**EXERCISE DIRECTIONS:** Leave out each picture. Repeat everything else in the records exactly.

**RECORD EXTRACTS:**
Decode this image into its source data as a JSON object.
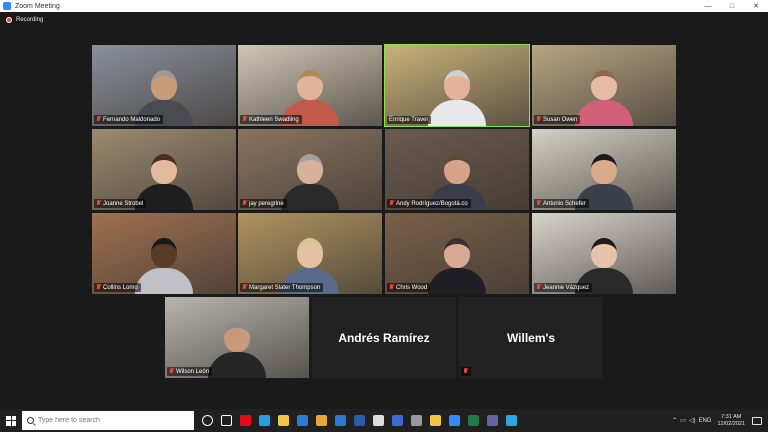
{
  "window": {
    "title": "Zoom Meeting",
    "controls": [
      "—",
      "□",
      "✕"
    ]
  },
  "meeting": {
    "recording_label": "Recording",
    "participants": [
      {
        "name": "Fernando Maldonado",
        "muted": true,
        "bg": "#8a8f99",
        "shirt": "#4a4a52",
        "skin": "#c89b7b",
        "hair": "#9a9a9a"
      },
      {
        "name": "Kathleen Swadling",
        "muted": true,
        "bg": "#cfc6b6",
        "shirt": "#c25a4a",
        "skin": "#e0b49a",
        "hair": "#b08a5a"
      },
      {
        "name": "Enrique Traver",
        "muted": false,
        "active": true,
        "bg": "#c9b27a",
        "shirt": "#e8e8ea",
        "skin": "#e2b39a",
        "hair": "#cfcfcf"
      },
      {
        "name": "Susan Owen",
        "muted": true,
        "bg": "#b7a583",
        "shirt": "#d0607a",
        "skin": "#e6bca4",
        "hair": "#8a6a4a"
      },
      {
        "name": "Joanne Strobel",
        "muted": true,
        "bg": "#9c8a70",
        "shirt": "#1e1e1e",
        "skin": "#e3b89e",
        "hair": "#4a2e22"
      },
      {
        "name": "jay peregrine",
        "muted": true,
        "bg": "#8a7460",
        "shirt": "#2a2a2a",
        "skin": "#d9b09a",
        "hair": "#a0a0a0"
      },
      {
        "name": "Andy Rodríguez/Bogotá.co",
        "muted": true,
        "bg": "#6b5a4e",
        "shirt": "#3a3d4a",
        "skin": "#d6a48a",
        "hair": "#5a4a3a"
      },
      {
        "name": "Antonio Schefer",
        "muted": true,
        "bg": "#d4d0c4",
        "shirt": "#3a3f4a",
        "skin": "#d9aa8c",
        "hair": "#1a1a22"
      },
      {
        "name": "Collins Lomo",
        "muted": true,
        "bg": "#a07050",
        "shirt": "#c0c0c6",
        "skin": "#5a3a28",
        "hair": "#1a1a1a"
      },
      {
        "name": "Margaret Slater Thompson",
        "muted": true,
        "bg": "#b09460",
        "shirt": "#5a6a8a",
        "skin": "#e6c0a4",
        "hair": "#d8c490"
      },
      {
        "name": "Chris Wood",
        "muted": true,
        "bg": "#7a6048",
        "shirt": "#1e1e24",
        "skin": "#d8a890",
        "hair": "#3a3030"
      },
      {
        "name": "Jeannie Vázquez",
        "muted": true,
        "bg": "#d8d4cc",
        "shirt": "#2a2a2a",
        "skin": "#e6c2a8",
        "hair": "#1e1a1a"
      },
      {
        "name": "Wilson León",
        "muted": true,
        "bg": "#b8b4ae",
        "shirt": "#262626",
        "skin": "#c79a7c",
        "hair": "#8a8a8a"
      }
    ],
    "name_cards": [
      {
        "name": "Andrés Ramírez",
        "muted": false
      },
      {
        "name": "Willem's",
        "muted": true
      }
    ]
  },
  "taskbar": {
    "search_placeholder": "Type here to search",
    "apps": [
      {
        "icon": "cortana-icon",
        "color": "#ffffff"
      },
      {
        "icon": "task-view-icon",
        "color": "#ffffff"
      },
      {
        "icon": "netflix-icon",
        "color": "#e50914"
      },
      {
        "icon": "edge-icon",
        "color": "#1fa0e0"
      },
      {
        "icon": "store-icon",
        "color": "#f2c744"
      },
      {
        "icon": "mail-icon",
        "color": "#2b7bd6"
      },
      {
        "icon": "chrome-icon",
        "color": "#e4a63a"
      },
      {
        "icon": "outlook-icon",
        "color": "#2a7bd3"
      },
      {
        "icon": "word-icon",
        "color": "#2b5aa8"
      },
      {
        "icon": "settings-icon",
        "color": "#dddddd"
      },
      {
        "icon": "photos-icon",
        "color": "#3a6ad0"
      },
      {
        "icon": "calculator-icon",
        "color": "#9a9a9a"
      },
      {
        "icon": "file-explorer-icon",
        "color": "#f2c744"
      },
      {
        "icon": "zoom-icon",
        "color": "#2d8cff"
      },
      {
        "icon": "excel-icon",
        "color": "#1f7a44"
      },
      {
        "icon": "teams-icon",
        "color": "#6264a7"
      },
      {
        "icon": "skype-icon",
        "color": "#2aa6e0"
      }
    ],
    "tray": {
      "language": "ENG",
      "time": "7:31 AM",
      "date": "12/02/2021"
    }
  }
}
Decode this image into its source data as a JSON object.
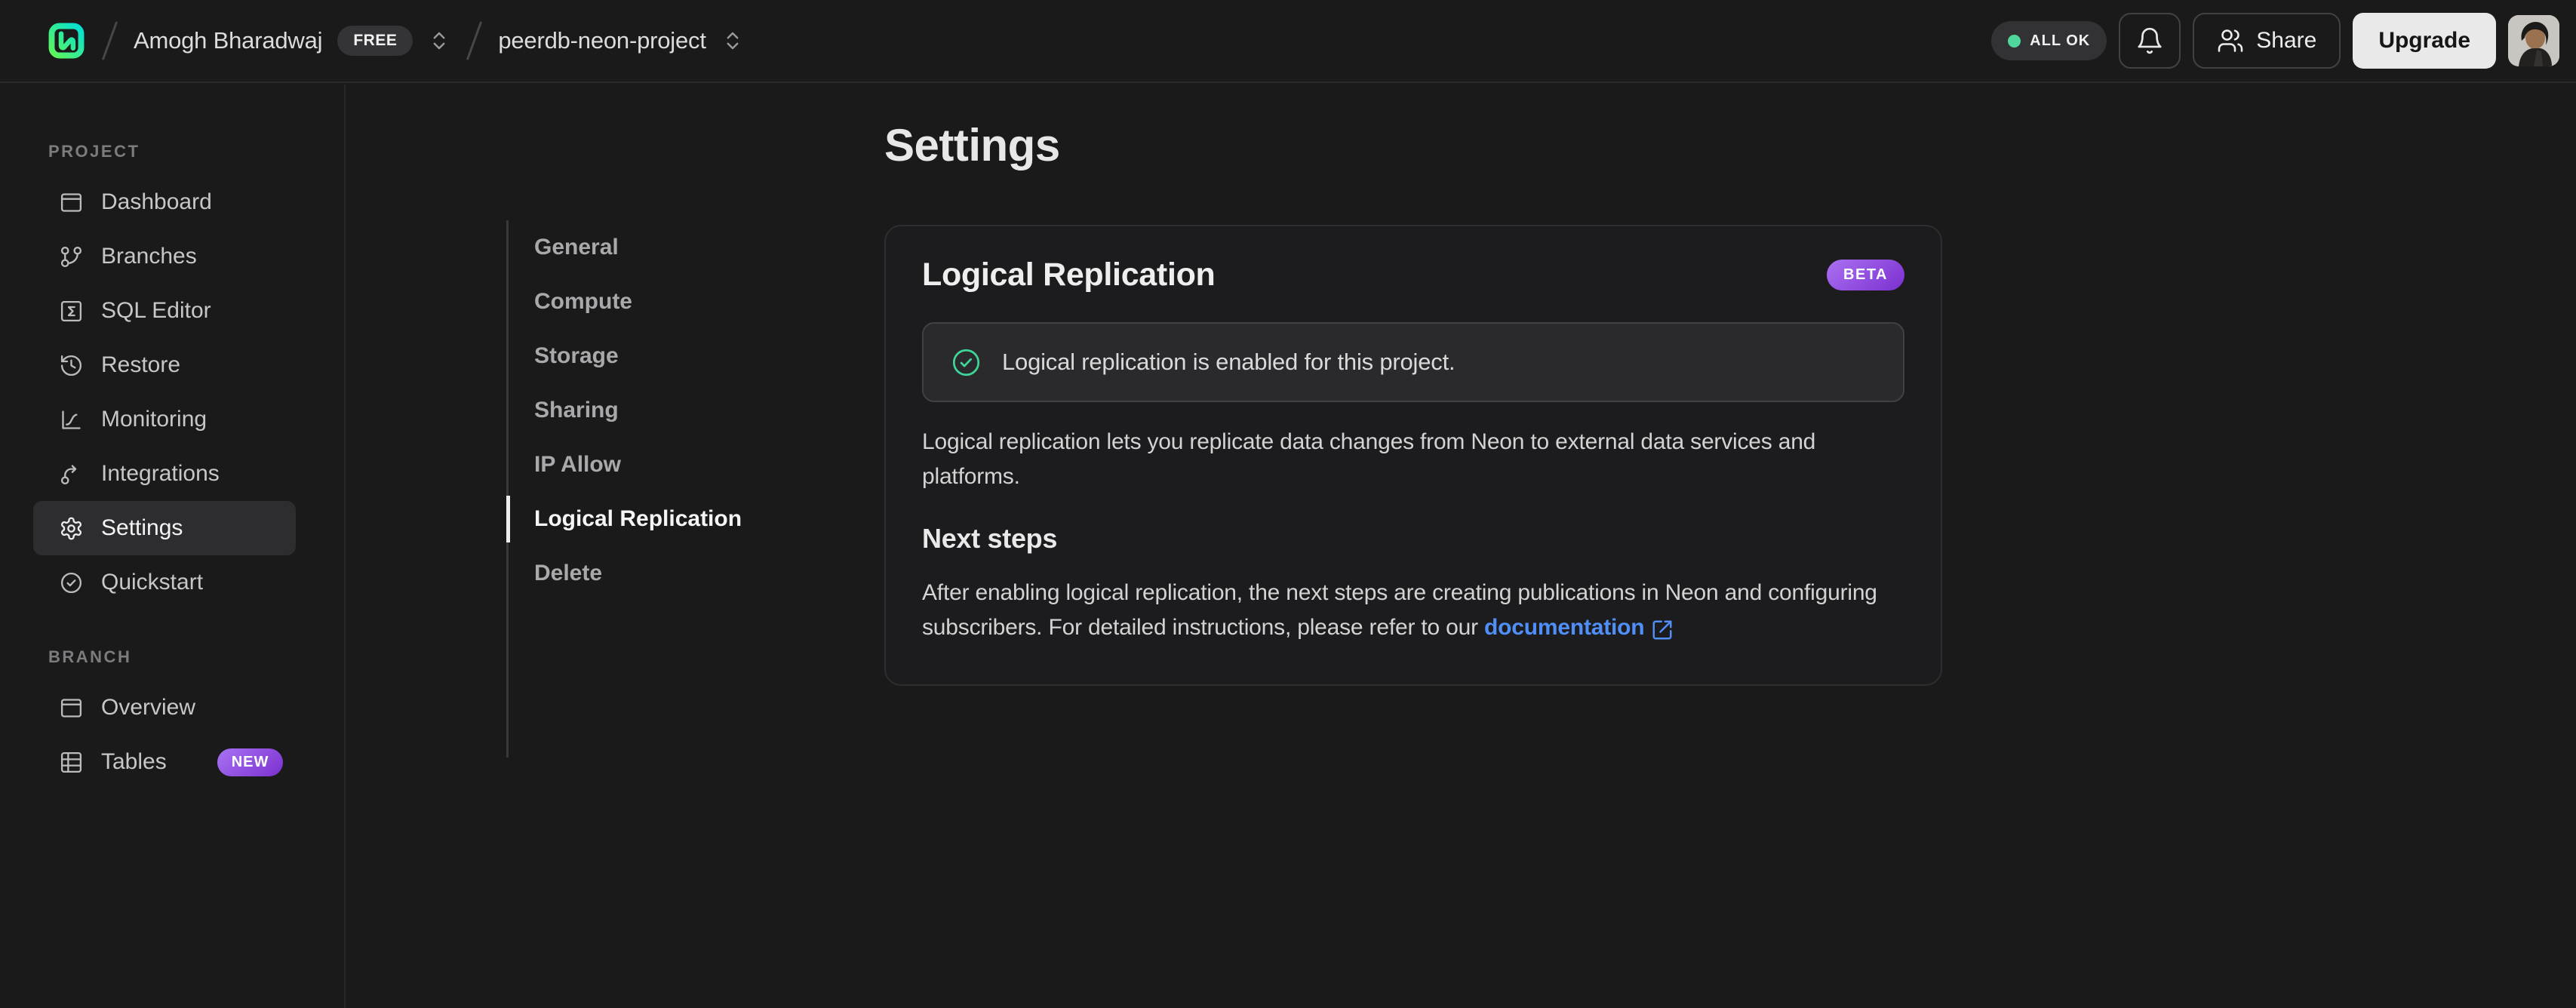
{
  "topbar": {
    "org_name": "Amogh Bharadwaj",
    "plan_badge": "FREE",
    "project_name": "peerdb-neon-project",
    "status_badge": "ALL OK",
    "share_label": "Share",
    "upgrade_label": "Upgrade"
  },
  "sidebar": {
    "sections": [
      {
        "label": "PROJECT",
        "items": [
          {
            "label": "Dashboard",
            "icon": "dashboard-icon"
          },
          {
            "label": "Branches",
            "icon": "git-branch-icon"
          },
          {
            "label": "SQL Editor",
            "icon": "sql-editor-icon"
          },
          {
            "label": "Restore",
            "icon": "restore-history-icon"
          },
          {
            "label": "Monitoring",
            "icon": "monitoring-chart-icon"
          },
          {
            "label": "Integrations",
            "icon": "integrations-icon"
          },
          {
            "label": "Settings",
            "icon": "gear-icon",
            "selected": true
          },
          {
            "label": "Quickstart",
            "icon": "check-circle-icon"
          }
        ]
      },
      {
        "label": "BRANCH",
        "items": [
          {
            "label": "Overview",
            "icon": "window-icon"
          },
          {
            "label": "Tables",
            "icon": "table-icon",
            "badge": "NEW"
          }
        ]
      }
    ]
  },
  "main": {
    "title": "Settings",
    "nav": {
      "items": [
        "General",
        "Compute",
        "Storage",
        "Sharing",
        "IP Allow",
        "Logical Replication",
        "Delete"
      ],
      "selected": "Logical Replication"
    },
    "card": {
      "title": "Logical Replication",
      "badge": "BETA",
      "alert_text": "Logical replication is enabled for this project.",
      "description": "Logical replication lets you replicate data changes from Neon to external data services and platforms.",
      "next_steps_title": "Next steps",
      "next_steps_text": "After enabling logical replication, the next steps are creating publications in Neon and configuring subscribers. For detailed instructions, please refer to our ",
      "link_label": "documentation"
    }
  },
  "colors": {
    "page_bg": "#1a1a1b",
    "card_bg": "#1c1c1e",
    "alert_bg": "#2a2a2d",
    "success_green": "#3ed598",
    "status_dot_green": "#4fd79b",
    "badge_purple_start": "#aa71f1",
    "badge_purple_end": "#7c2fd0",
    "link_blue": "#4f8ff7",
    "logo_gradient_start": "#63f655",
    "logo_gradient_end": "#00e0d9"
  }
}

**OUTPUT BELOW:**
Decode this image into its source data as a JSON object.
{
  "window": {
    "title": "Zoom Meeting",
    "controls": [
      "—",
      "□",
      "✕"
    ]
  },
  "meeting": {
    "recording_label": "Recording",
    "participants": [
      {
        "name": "Fernando Maldonado",
        "muted": true,
        "bg": "#8a8f99",
        "shirt": "#4a4a52",
        "skin": "#c89b7b",
        "hair": "#9a9a9a"
      },
      {
        "name": "Kathleen Swadling",
        "muted": true,
        "bg": "#cfc6b6",
        "shirt": "#c25a4a",
        "skin": "#e0b49a",
        "hair": "#b08a5a"
      },
      {
        "name": "Enrique Traver",
        "muted": false,
        "active": true,
        "bg": "#c9b27a",
        "shirt": "#e8e8ea",
        "skin": "#e2b39a",
        "hair": "#cfcfcf"
      },
      {
        "name": "Susan Owen",
        "muted": true,
        "bg": "#b7a583",
        "shirt": "#d0607a",
        "skin": "#e6bca4",
        "hair": "#8a6a4a"
      },
      {
        "name": "Joanne Strobel",
        "muted": true,
        "bg": "#9c8a70",
        "shirt": "#1e1e1e",
        "skin": "#e3b89e",
        "hair": "#4a2e22"
      },
      {
        "name": "jay peregrine",
        "muted": true,
        "bg": "#8a7460",
        "shirt": "#2a2a2a",
        "skin": "#d9b09a",
        "hair": "#a0a0a0"
      },
      {
        "name": "Andy Rodríguez/Bogotá.co",
        "muted": true,
        "bg": "#6b5a4e",
        "shirt": "#3a3d4a",
        "skin": "#d6a48a",
        "hair": "#5a4a3a"
      },
      {
        "name": "Antonio Schefer",
        "muted": true,
        "bg": "#d4d0c4",
        "shirt": "#3a3f4a",
        "skin": "#d9aa8c",
        "hair": "#1a1a22"
      },
      {
        "name": "Collins Lomo",
        "muted": true,
        "bg": "#a07050",
        "shirt": "#c0c0c6",
        "skin": "#5a3a28",
        "hair": "#1a1a1a"
      },
      {
        "name": "Margaret Slater Thompson",
        "muted": true,
        "bg": "#b09460",
        "shirt": "#5a6a8a",
        "skin": "#e6c0a4",
        "hair": "#d8c490"
      },
      {
        "name": "Chris Wood",
        "muted": true,
        "bg": "#7a6048",
        "shirt": "#1e1e24",
        "skin": "#d8a890",
        "hair": "#3a3030"
      },
      {
        "name": "Jeannie Vázquez",
        "muted": true,
        "bg": "#d8d4cc",
        "shirt": "#2a2a2a",
        "skin": "#e6c2a8",
        "hair": "#1e1a1a"
      },
      {
        "name": "Wilson León",
        "muted": true,
        "bg": "#b8b4ae",
        "shirt": "#262626",
        "skin": "#c79a7c",
        "hair": "#8a8a8a"
      }
    ],
    "name_cards": [
      {
        "name": "Andrés Ramírez",
        "muted": false
      },
      {
        "name": "Willem's",
        "muted": true
      }
    ]
  },
  "taskbar": {
    "search_placeholder": "Type here to search",
    "apps": [
      {
        "icon": "cortana-icon",
        "color": "#ffffff"
      },
      {
        "icon": "task-view-icon",
        "color": "#ffffff"
      },
      {
        "icon": "netflix-icon",
        "color": "#e50914"
      },
      {
        "icon": "edge-icon",
        "color": "#1fa0e0"
      },
      {
        "icon": "store-icon",
        "color": "#f2c744"
      },
      {
        "icon": "mail-icon",
        "color": "#2b7bd6"
      },
      {
        "icon": "chrome-icon",
        "color": "#e4a63a"
      },
      {
        "icon": "outlook-icon",
        "color": "#2a7bd3"
      },
      {
        "icon": "word-icon",
        "color": "#2b5aa8"
      },
      {
        "icon": "settings-icon",
        "color": "#dddddd"
      },
      {
        "icon": "photos-icon",
        "color": "#3a6ad0"
      },
      {
        "icon": "calculator-icon",
        "color": "#9a9a9a"
      },
      {
        "icon": "file-explorer-icon",
        "color": "#f2c744"
      },
      {
        "icon": "zoom-icon",
        "color": "#2d8cff"
      },
      {
        "icon": "excel-icon",
        "color": "#1f7a44"
      },
      {
        "icon": "teams-icon",
        "color": "#6264a7"
      },
      {
        "icon": "skype-icon",
        "color": "#2aa6e0"
      }
    ],
    "tray": {
      "language": "ENG",
      "time": "7:31 AM",
      "date": "12/02/2021"
    }
  }
}
Decode this image into its source data as a JSON object.
{
  "topbar": {
    "org_name": "Amogh Bharadwaj",
    "plan_badge": "FREE",
    "project_name": "peerdb-neon-project",
    "status_badge": "ALL OK",
    "share_label": "Share",
    "upgrade_label": "Upgrade"
  },
  "sidebar": {
    "sections": [
      {
        "label": "PROJECT",
        "items": [
          {
            "label": "Dashboard",
            "icon": "dashboard-icon"
          },
          {
            "label": "Branches",
            "icon": "git-branch-icon"
          },
          {
            "label": "SQL Editor",
            "icon": "sql-editor-icon"
          },
          {
            "label": "Restore",
            "icon": "restore-history-icon"
          },
          {
            "label": "Monitoring",
            "icon": "monitoring-chart-icon"
          },
          {
            "label": "Integrations",
            "icon": "integrations-icon"
          },
          {
            "label": "Settings",
            "icon": "gear-icon",
            "selected": true
          },
          {
            "label": "Quickstart",
            "icon": "check-circle-icon"
          }
        ]
      },
      {
        "label": "BRANCH",
        "items": [
          {
            "label": "Overview",
            "icon": "window-icon"
          },
          {
            "label": "Tables",
            "icon": "table-icon",
            "badge": "NEW"
          }
        ]
      }
    ]
  },
  "main": {
    "title": "Settings",
    "nav": {
      "items": [
        "General",
        "Compute",
        "Storage",
        "Sharing",
        "IP Allow",
        "Logical Replication",
        "Delete"
      ],
      "selected": "Logical Replication"
    },
    "card": {
      "title": "Logical Replication",
      "badge": "BETA",
      "alert_text": "Logical replication is enabled for this project.",
      "description": "Logical replication lets you replicate data changes from Neon to external data services and platforms.",
      "next_steps_title": "Next steps",
      "next_steps_text": "After enabling logical replication, the next steps are creating publications in Neon and configuring subscribers. For detailed instructions, please refer to our ",
      "link_label": "documentation"
    }
  },
  "colors": {
    "page_bg": "#1a1a1b",
    "card_bg": "#1c1c1e",
    "alert_bg": "#2a2a2d",
    "success_green": "#3ed598",
    "status_dot_green": "#4fd79b",
    "badge_purple_start": "#aa71f1",
    "badge_purple_end": "#7c2fd0",
    "link_blue": "#4f8ff7",
    "logo_gradient_start": "#63f655",
    "logo_gradient_end": "#00e0d9"
  }
}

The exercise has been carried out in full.